  • Replace that line
replacement algorithms 2 associative set associative
Replacement Algorithms (2)Associative & Set Associative
  • Hardware implemented algorithm (speed)
  • Least Recently used (LRU)
  • e.g. in 2 way set associative
    • Which of the 2 block is lru?
  • First in first out (FIFO)
    • replace block that has been in cache longest
  • Least frequently used
    • replace block which has had fewest hits
  • Random
write policy
Write Policy
  • Must not overwrite a cache block unless main memory is up to date
  • Multiple CPUs may have individual caches
  • I/O may address main memory directly
write through
Write through
  • All writes go to main memory as well as cache
  • Multiple CPUs can monitor main memory traffic to keep local (to CPU) cache up to date
  • Lots of traffic
  • Slows down writes
  • Remember bogus write through caches!
write back
Write back
  • Updates initially made in cache only
  • Update bit for cache slot is set when update occurs
  • If block is to be replaced, write to main memory only if update bit is set
  • Other caches get out of sync
  • I/O must access main memory through cache
  • N.B. 15% of memory references are writes
block size line size
Block Size / Line Size
  • Retrieve not only desired word but a number of adjacent words as well
  • Increased block size will increase hit ratio at first
    • the principle of locality
  • Hit ratio will decreases as block becomes even bigger
    • Probability of using newly fetched information becomes less than probability of reusing replaced
  • Larger blocks
    • Reduce number of blocks that fit in cache
    • Data overwritten shortly after being fetched
    • Each additional word is less local so less likely to be needed
  • No definitive optimum value has been found
  • 8 to 64 bytes seems reasonable
  • For HPC systems, 64- and 128-byte most common
multilevel caches
Multilevel Caches
  • High logic density enables caches on chip
    • Faster than bus access
    • Frees bus for other transfers
  • Common to use both on and off chip cache
    • L1 on chip, L2 off chip in static RAM
    • L2 access much faster than DRAM or ROM
    • L2 often uses separate data path
    • L2 may now be on chip
    • Resulting in L3 cache

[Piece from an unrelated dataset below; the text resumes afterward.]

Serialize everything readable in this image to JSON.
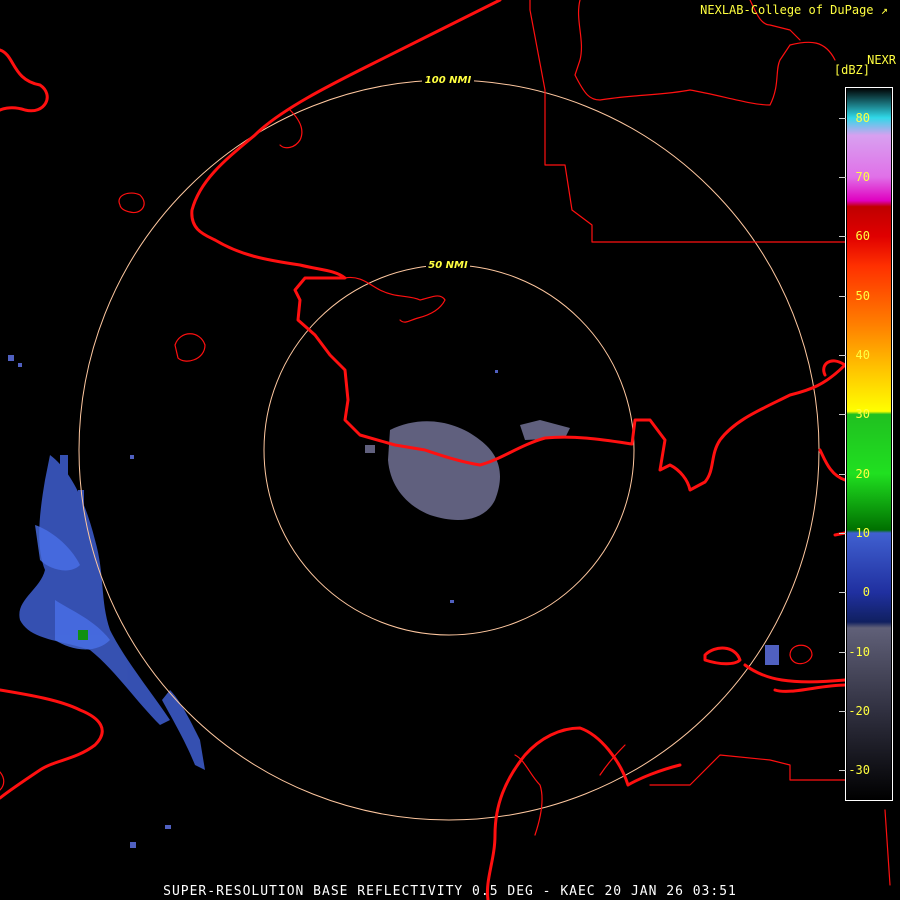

      • Bus access or now on chip…
unified v split caches
Unified v Split Caches
  • One cache for data and instructions or two, one for data and one for instructions
  • Advantages of unified cache
    • Higher hit rate
      • Balances load of instruction and data fetch
      • Only one cache to design & implement
  • Advantages of split cache
    • Eliminates cache contention between instruction fetch/decode unit and execution unit
      • Important in pipelining
internet sources
Internet Sources
  • Manufacturer sites
    • Intel
    • IBM/Motorola
  • Search on cache